However, there is nothing that would prohibit Woodham from participating in oral arguments at this point, Hansen said.
The Court granted both parties in the first case the ability to file briefs an additional ten pages longer than the usual thirty page limit, due to the complexity of the case.
The Appellees also requested a time extension of the filing of their brief, which was granted. According to Hansen, the brief by the City of Atlanta and other parties is due in early November.
The other arguments made in the Perry-Bolton TAD case include another stunning claim: that the City of Atlanta’s new charter, adopted in 1996, does not include the authority to create tax allocation districts at all.
Appellants argue that when the City of Atlanta adopted its new charter in 1996, it did not include any provision allowing the creation of TADs.
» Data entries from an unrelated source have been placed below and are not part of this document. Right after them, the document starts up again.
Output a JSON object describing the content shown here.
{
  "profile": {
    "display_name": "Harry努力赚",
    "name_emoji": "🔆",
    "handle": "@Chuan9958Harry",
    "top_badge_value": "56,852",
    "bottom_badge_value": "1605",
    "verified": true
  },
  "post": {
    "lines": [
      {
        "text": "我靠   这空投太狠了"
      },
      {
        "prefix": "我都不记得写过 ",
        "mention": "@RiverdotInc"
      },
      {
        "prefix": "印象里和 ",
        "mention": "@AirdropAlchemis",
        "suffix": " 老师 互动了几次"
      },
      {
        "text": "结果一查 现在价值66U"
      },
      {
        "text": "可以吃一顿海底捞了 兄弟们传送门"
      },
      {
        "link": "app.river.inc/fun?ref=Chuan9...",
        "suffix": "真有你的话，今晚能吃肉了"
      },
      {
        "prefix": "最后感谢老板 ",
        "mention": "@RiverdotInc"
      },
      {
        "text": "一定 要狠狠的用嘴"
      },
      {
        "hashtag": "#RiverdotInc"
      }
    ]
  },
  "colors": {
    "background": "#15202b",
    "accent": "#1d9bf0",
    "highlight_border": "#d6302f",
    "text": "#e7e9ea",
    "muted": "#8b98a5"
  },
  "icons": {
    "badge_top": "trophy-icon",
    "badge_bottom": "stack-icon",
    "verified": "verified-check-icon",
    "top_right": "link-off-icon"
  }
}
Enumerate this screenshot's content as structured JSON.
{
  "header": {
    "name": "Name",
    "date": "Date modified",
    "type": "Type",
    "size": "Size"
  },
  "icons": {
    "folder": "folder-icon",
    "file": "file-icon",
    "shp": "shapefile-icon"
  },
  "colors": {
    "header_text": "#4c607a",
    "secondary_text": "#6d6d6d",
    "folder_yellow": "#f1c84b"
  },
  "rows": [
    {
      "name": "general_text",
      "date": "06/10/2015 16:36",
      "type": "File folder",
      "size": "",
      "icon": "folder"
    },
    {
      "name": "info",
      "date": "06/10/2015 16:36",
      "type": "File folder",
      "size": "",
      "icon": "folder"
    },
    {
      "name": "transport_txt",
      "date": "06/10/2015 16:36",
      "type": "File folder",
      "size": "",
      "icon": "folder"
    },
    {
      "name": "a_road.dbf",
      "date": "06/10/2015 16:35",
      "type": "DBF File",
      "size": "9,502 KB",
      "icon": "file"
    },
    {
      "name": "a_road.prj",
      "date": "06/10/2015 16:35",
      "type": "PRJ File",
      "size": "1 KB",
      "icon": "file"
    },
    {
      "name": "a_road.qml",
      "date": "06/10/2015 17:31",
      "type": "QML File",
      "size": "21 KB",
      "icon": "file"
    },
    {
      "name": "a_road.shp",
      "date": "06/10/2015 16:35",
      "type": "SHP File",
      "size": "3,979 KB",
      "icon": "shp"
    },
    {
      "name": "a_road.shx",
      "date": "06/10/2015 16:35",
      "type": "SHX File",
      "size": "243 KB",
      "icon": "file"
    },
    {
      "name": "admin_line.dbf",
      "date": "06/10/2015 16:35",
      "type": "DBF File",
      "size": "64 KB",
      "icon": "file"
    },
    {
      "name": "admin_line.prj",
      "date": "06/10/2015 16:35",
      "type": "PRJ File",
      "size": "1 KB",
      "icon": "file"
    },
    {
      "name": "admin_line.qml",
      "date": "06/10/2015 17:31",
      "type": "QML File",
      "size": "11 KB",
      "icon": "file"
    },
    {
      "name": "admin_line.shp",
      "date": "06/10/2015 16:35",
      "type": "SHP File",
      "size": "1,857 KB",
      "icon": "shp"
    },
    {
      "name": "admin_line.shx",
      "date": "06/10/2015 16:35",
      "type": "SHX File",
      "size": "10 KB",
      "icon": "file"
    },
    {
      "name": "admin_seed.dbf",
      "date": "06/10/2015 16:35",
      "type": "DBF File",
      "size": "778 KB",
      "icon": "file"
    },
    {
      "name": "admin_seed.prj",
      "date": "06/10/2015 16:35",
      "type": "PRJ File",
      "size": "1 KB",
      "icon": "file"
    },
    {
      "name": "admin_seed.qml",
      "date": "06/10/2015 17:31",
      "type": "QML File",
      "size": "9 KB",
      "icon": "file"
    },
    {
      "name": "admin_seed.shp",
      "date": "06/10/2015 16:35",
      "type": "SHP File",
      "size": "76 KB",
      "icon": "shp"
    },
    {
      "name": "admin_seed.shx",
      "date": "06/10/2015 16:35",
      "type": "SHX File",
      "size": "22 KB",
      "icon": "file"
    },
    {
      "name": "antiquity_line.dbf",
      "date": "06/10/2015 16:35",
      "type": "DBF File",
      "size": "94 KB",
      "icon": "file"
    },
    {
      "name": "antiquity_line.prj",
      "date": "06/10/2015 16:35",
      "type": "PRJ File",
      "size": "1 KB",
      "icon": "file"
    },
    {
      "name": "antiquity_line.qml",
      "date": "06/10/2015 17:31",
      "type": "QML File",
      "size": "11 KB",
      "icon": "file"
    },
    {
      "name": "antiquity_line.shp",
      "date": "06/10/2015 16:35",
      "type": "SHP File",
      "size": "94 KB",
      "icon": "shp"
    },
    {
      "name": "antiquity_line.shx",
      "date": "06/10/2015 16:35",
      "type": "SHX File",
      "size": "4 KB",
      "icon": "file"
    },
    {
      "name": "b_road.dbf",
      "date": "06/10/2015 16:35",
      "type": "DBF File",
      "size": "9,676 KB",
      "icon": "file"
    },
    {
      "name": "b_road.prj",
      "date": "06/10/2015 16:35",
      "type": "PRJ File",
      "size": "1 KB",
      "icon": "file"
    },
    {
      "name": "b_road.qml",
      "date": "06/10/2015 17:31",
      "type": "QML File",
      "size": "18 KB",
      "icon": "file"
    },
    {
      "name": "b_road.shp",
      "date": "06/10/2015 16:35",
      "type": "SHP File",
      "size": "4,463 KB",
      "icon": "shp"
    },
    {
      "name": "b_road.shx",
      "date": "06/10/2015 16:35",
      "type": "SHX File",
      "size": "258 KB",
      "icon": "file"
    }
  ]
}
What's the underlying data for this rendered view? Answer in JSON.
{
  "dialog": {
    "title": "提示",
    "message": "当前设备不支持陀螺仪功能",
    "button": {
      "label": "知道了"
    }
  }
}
“Subsection (d) of Section 1-102 of the City’s 1973 charter, the provision added by way of the amendatory Act, House Bill 1634, was not specifically incorporated into the 1996 City Charter. Instead, that provision was excluded from the 1996 City Charter, meaning that the Georgia General Assembly, by way of the adoption of the 1996 City Charter, expressly repealed House Bill 1634, thus completely stripping the City of Atlanta of any power to exercise redevelopment powers laws under the 1985 Redevelopment Powers Law,” Appellants argue.
“Nonetheless, the City of Atlanta has purportedly established ten (10) separate tax allocation districts. All of these City of Atlanta tax allocations districts are ultra vires, illegal, null and void and of no force or effect, because all such TADs were created subsequent to the General Assembly’s adoption of the 1996 City Charter, which had already stripped the City of Atlanta of any power to exercise redevelopment powers under the 1985 Redevelopment Powers Law,” Appellants argue.
Appellants also argue that the 2008 constitutional amendment, while purporting to do so, still did not have the effect of allowing for the levy of school taxes for non-educational purposes, such as redevelopment purposes; and that the school tax levy provision, which is also part of the constitution, now conflicts with the amended language.
Appellants also argue that the ballot language in the 2008 constitutional amendment was misleading.
Appellants also argue that a 2009 state law that purports to “retroactively ratify and confirm” any school board consent to participate in a TAD that had been in place prior to January 01, 2009, is unconstitutional and in violation of the separation of powers.
Appellants also argue that the original Perry-Bolton TAD was not approved by the City Council of Atlanta.